Whether it's a partner, a child or a parent who needs care, there's one question that relatives ask themselves time and time again: Can I do this at home, or do I have to put my loved one in a nursing home or care facility? Of course, the answer first depends on the individual's need for care. If the decision is made to provide care at home, there are a lot of items that need to be organized, planned and taken care of. Based on our many years of experience, we have put together a few tips to help you get started.
What changes with a person in need of care at home?
Caring for a patient at home not only means a big change in life for the person being cared for, but also for those around them. Daily routines have to be restructured, care services or day/night care have to be coordinated and private life has to take a back seat. Especially often, an additional financial burden arises. However, the legislator has designed measures to support caregivers. There are a number of funds that relieve the burden and often make home care possible in the first place.
A detailed table with an overview of all amounts, broken down by care level, can be found here.
A care degree supports
If a person needs care, he or she is usually entitled to a care degree.
The degrees of care are primarily about supporting independence and one's own abilities or promoting them with resources. Where can someone manage on their own, and what do they need help with? With the help of the care grades, the insurance companies can get a precise picture of the need for care. There are a total of five degrees of care. The first degree means the person is only slightly restricted. Care degree #5 means the person is very severely impaired.
There is therefore no fixed care level for a particular illness, such as dementia or Parkinson's disease. The degree of care depends on the physical, mental or intellectual limitations of the person and how pronounced they are. In addition, it must be foreseeable that the person is also permanently restricted - for at least half a year.
Apply for a care degree
Contact your relative's long-term care insurance fund. This is affiliated with the health insurance fund. An informal letter is sufficient, which the insured person must sign. With some insurance companies, you can also easily request the application by phone or via their website. The nursing care insurance company will then send you an application form. It is best to fill this out together with an expert (e.g. from a care support center) who knows and explains the many technical terms. Return the form, usually signed by the insured person, to the long-term care insurance fund. The long-term care insurance fund will then initiate all further steps for you and your application. An expert can also best support you in the event of queries from the insurance fund.
What services are still available
In addition to cash benefits, the nursing care insurance fund also provides support in the form of technical nursing aids such as equipment that is necessary for nursing care. Furthermore, it also provides aids that alleviate discomfort or maintain independence. These include standing aids, shower stools, dressing aids for compression stockings, cutlery holders or wheelchairs.
Auxiliaries for consumption: Auxiliaries that are necessary for nursing care but are consumed in the process, for example, disposable gloves, disinfectants, disposable bed pads, aprons, face masks. These aids are also conveniently delivered to your home, so that they do not have to be additionally organized in the "free time" of the caregiver - more about this here.

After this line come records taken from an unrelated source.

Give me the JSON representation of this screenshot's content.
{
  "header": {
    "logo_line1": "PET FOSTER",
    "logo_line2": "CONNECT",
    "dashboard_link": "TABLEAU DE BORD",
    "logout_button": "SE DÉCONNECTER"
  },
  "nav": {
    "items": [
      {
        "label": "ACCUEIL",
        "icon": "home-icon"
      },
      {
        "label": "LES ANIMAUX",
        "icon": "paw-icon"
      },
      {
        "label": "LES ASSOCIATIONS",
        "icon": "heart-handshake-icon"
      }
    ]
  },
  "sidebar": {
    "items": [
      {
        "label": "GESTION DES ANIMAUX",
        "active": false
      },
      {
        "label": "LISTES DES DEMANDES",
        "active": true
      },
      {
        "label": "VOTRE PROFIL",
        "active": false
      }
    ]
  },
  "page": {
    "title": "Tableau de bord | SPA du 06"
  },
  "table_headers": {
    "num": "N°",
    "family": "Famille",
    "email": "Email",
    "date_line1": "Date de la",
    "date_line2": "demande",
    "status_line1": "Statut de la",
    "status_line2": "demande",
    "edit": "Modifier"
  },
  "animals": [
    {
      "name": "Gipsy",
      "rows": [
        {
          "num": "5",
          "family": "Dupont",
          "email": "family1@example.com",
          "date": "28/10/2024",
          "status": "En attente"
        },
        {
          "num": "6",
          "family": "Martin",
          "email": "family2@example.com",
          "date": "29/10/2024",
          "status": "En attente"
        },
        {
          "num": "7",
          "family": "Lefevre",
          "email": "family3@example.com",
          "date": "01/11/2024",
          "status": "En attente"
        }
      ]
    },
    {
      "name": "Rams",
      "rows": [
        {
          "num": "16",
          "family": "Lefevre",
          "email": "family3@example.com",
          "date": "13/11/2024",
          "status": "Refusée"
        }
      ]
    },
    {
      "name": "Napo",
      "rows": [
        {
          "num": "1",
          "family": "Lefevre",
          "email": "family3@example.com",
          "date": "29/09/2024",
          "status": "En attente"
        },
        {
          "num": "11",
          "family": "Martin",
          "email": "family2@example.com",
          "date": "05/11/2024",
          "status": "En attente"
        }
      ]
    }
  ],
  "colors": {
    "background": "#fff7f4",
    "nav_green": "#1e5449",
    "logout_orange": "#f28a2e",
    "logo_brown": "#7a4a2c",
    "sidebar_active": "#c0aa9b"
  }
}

If modifications in the house are necessary, so that e.g. the bathroom on the upper floor can be reached again by the person to be cared for by means of a stair lift, the nursing care insurance fund grants a subsidy of up to € 4,000! You can find advice for an individual offer here.
Caring for loved ones is a big task for a "non" expert. Have no inhibitions about turning to experts. The long-term care insurance companies, independent care consultants, your family doctor or home care services will help you with your questions about care at home or applying for care aids, for example.
Take care of yourself
Caring for a loved one is not easy and will take a toll on you both physically and mentally. This is quite normal, because at the end of the day, very few relatives are prepared for care at home. Take time for yourself to recharge your batteries. Use the statutory support benefits to "clear your head" financially and take advantage of amenities such as free delivery of care products.